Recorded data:

=======

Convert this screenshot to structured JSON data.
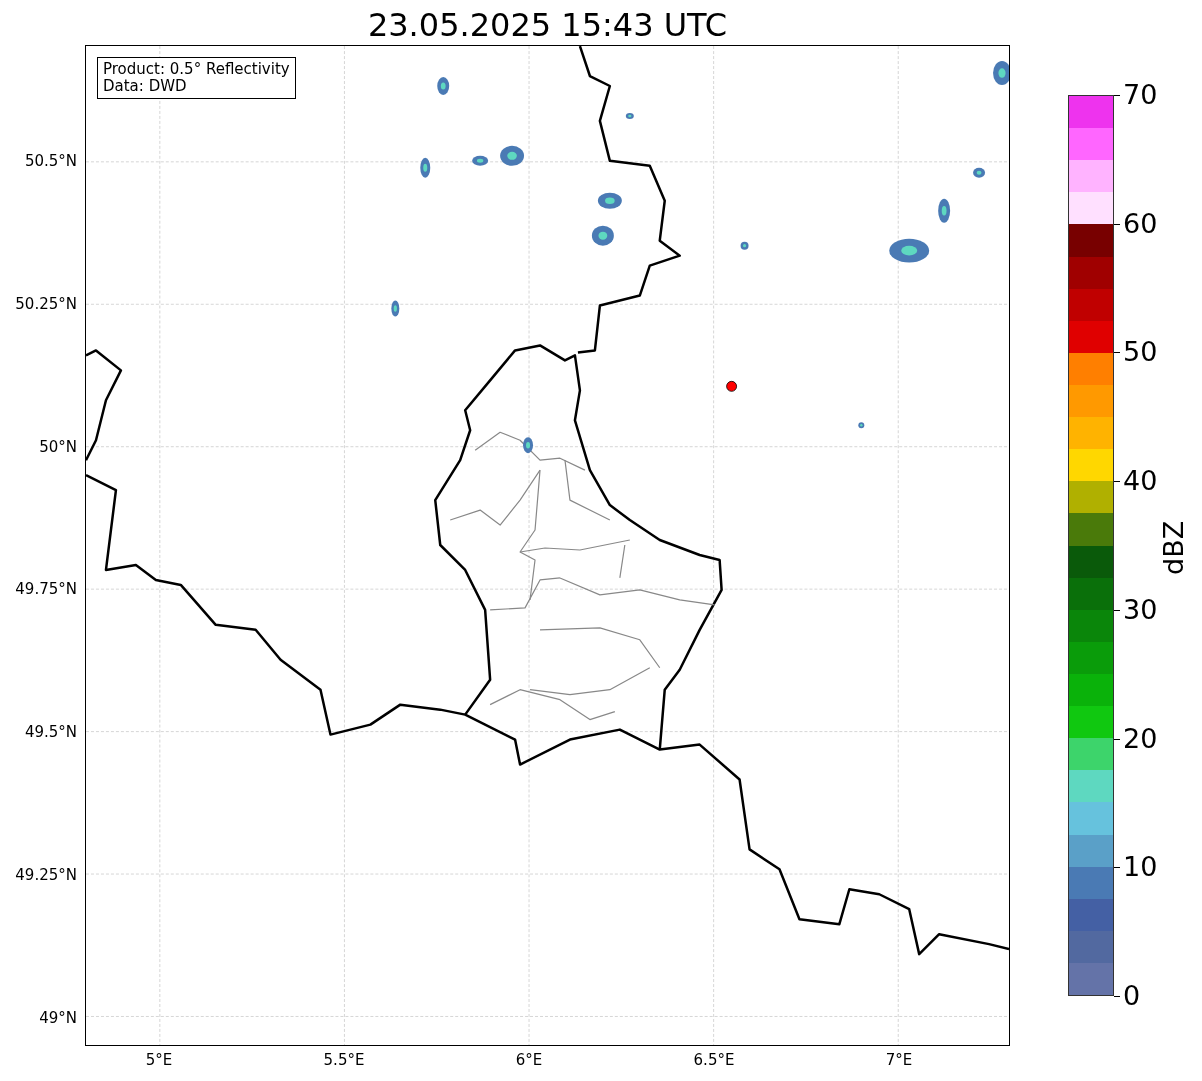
{
  "title": "23.05.2025 15:43 UTC",
  "info_box": {
    "lines": [
      "Product: 0.5° Reflectivity",
      "Data: DWD"
    ]
  },
  "map": {
    "lat_labels": [
      "50.5°N",
      "50.25°N",
      "50°N",
      "49.75°N",
      "49.5°N",
      "49.25°N",
      "49°N"
    ],
    "lon_labels": [
      "5°E",
      "5.5°E",
      "6°E",
      "6.5°E",
      "7°E"
    ]
  },
  "colorbar": {
    "label": "dBZ",
    "ticks": [
      "70",
      "60",
      "50",
      "40",
      "30",
      "20",
      "10",
      "0"
    ],
    "bands": [
      {
        "color": "#ee33ee"
      },
      {
        "color": "#ff66ff"
      },
      {
        "color": "#ffb3ff"
      },
      {
        "color": "#ffe0ff"
      },
      {
        "color": "#780000"
      },
      {
        "color": "#a00000"
      },
      {
        "color": "#c00000"
      },
      {
        "color": "#e00000"
      },
      {
        "color": "#ff7f00"
      },
      {
        "color": "#ff9900"
      },
      {
        "color": "#ffb300"
      },
      {
        "color": "#ffd700"
      },
      {
        "color": "#b0b000"
      },
      {
        "color": "#4a7a0a"
      },
      {
        "color": "#0a5a0a"
      },
      {
        "color": "#0a700a"
      },
      {
        "color": "#0a860a"
      },
      {
        "color": "#0a9c0a"
      },
      {
        "color": "#0ab20a"
      },
      {
        "color": "#10c810"
      },
      {
        "color": "#3dd46b"
      },
      {
        "color": "#5ed8c0"
      },
      {
        "color": "#66c2dd"
      },
      {
        "color": "#5aa0c8"
      },
      {
        "color": "#4a7ab4"
      },
      {
        "color": "#4460a4"
      },
      {
        "color": "#5269a0"
      },
      {
        "color": "#6473a8"
      }
    ]
  }
}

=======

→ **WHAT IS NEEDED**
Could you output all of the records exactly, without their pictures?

→ **THE COMPLETED TASK**
Convert this screenshot to structured JSON data.
{
  "title": "23.05.2025 15:43 UTC",
  "info_box": {
    "lines": [
      "Product: 0.5° Reflectivity",
      "Data: DWD"
    ]
  },
  "map": {
    "lat_labels": [
      "50.5°N",
      "50.25°N",
      "50°N",
      "49.75°N",
      "49.5°N",
      "49.25°N",
      "49°N"
    ],
    "lon_labels": [
      "5°E",
      "5.5°E",
      "6°E",
      "6.5°E",
      "7°E"
    ]
  },
  "colorbar": {
    "label": "dBZ",
    "ticks": [
      "70",
      "60",
      "50",
      "40",
      "30",
      "20",
      "10",
      "0"
    ],
    "bands": [
      {
        "color": "#ee33ee"
      },
      {
        "color": "#ff66ff"
      },
      {
        "color": "#ffb3ff"
      },
      {
        "color": "#ffe0ff"
      },
      {
        "color": "#780000"
      },
      {
        "color": "#a00000"
      },
      {
        "color": "#c00000"
      },
      {
        "color": "#e00000"
      },
      {
        "color": "#ff7f00"
      },
      {
        "color": "#ff9900"
      },
      {
        "color": "#ffb300"
      },
      {
        "color": "#ffd700"
      },
      {
        "color": "#b0b000"
      },
      {
        "color": "#4a7a0a"
      },
      {
        "color": "#0a5a0a"
      },
      {
        "color": "#0a700a"
      },
      {
        "color": "#0a860a"
      },
      {
        "color": "#0a9c0a"
      },
      {
        "color": "#0ab20a"
      },
      {
        "color": "#10c810"
      },
      {
        "color": "#3dd46b"
      },
      {
        "color": "#5ed8c0"
      },
      {
        "color": "#66c2dd"
      },
      {
        "color": "#5aa0c8"
      },
      {
        "color": "#4a7ab4"
      },
      {
        "color": "#4460a4"
      },
      {
        "color": "#5269a0"
      },
      {
        "color": "#6473a8"
      }
    ]
  }
}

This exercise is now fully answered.